        This is exactly the scheme we're using in house. We'll deploy various frontends (some TBD) based on client needs and bandwidth. On our company LAN, we'll use fat clients (better for serious data entry IMHO), and all will access the same body of business logic on our Progress Open Appserver (great product).

        Rant: I really wish Progress Software Corporation had better advertising and promotion. They've had a great DB and rich development environment for years.
  • Seems like every time I see .net deployed, it only really work with MS browsers. Then the under-knowledged team has to try to figure out how to get it work in the real world. Then there's also the endless security issues with very very long fix times. You'd have to be high to not know it takes way too long for MS to fix known security problems.
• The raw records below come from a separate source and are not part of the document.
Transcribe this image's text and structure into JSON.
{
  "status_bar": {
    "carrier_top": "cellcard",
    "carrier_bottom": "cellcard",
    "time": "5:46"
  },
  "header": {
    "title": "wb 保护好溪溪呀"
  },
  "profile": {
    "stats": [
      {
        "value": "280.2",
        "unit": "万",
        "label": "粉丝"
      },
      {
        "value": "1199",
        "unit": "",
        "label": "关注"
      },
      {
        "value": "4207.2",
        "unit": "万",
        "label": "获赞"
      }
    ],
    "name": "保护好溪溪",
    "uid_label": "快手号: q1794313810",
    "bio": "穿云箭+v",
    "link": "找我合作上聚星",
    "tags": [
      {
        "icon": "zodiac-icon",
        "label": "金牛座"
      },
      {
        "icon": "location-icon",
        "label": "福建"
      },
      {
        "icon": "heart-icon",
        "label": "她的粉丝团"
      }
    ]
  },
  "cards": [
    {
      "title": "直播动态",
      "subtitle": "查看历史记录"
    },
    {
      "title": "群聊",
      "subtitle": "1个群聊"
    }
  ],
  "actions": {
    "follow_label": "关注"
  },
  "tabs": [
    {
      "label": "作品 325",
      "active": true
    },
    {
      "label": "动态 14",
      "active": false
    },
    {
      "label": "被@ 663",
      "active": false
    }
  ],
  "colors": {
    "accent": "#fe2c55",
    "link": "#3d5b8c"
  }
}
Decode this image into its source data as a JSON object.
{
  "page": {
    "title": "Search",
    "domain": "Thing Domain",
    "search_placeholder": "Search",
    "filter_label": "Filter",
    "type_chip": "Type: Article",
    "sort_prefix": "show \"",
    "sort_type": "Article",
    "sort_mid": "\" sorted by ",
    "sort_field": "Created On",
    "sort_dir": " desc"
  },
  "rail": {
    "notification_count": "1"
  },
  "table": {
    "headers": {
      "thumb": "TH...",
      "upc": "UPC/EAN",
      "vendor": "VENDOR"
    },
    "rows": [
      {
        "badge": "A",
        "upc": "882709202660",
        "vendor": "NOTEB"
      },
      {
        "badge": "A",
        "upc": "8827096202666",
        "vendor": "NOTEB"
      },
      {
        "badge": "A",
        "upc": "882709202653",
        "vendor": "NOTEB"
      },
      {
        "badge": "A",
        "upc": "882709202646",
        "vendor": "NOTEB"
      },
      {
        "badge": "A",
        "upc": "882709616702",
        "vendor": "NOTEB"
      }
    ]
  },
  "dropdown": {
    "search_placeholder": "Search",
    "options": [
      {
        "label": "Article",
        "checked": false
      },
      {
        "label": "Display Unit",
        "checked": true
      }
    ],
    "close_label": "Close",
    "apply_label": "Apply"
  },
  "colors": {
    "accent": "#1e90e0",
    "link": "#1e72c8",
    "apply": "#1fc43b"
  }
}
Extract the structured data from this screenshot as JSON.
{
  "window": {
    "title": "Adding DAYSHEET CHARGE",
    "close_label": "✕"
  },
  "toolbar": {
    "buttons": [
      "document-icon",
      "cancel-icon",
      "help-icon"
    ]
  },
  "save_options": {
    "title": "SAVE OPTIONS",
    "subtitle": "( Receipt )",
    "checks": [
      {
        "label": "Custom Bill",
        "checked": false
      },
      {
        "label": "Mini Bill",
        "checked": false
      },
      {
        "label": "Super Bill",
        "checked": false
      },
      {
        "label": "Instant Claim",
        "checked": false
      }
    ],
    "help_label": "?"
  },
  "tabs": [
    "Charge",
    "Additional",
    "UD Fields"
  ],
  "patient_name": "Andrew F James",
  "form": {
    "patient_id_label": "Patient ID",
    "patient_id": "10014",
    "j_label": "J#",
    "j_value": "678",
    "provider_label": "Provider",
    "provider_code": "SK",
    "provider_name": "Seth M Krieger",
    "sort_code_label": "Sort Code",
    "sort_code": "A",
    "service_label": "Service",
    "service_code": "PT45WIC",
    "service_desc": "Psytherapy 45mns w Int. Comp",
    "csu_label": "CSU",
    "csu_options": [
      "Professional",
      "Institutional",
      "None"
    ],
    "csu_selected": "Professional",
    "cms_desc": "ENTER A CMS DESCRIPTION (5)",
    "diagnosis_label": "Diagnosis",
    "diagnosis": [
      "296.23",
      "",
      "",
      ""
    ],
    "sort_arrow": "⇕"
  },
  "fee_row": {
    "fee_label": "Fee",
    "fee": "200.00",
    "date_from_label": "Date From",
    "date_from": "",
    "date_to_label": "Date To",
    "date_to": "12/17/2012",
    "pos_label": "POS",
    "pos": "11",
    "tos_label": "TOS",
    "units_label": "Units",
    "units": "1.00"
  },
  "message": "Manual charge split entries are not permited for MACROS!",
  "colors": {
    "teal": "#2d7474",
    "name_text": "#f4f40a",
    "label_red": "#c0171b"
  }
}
    Consider Microsoft for games, but not for business.
  • .
    Java has some new ide's for free that seem to produce web pages (I'm not exactly sure what java flavor). They look really slick, and have me thinking about switching to java from php. ator/index.jsp [] [] ator/reference/quicktour/2/flash/index.html []
  • Not sure why you're considering JSF and not Tapestry, but in case you want to add the latter to your shortlist, here's a good, detailed comparison between Tapestry 3.0 and JSF: ry.php []

    Tapestry 4.0 was just released, so that comparison a little dated now, but still worth a read.
  • You could check out this netbeans flash demo that explains the ease-of-use of developing a Java EE 5 application. That includes adding JSD support to the project. -2005-GlassFish-EJB3Persistence-NetBeans-Demo.swf []
  • I'm a little concerned about the maturity of JSF, especially as Microsoft has just raised the bar (nov 7th last year) with the latest release of ASP.NET. The 2.0 release made up for some of the errors by omission from 1.x. But more importantly 2.0 also introduced a number of new concepts which really boost ASP.NET development:

    MasterPages. Page templating ensures consistent page layout throughout the site, without the hassle of a centralized dispatcher logic like e.g. a front controller.


10.0 times 0.1 is hardly ever 1.0.